All of which is why this community has largely settled on high-resolution modeling and scenario analysis as its preferred approach.

Network effects are also found in electoral systems: swing states and swing counties under first-past-the-post (FPP) and the 5% threshold under mixed-member-proportional (MMP). As an aside, FPP is more open to manipulation than MMP, ranging from gerrymandering to Cambridge Analytica style targeting.

Also of note is that most high-resolution modeling projects are fundamentally scale and scope independent. Which is why the same model framework (aka modeling environment or model generator) can be used for islanded, single-site, municipal, national, and supra-national systems. Naturally issues of problem dimensionality intrude, as do other issues like the need to represent spot markets and possibly bilateral contracts as one increases in scope.

While none of the above precludes spreadsheet modeling, it does lend itself rather well to either algebraic modeling languages (GAMS and MathProg) or object-oriented programming (C++, Java, julia, python, and others). Spreadsheets in contrast are prone to buggy code (Hermans and Murphy-Hill 2014), difficult to version control, and not particularly suited to collaborative development. HTH, Robbie
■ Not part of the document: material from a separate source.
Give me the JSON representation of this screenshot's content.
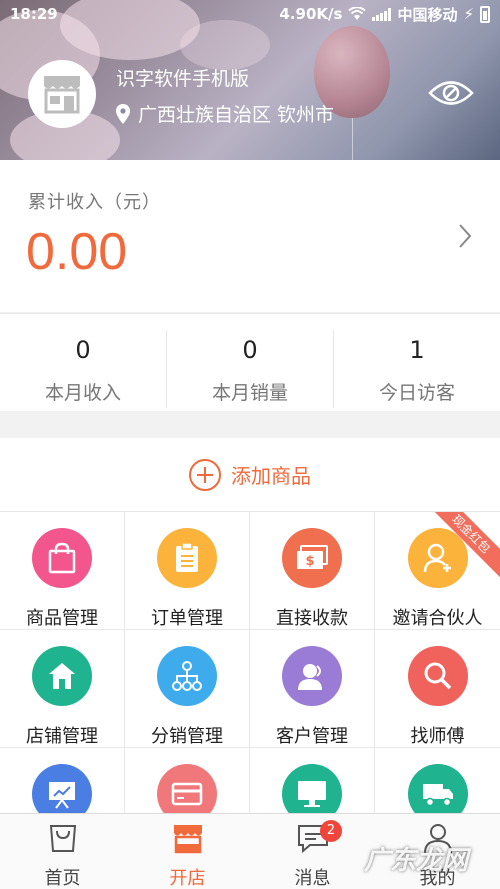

Hermans, Felienne and Emerson Murphy-Hill (2014). Enron’s spreadsheets and related emails: a dataset and analysis — Report TUD-SERG-2014-021. Delft, The Netherlands: Faculty of Electrical Engineering, Mathematics and Computer Science, Delft University of Technology. ISSN 1872-5392.

Outhred, Hugh R and R John Kaye (1996). Electricity transmission pricing and technology. In Michael A Einhorn and Riaz Siddiqi. Electricity transmission pricing and technology. Boston, Massachusetts, USA: Kluwer. ISBN 978-94-010-7304-2. doi:10.1007/978-94-009-1804-7.

Validation and verification techniques — do-a-thon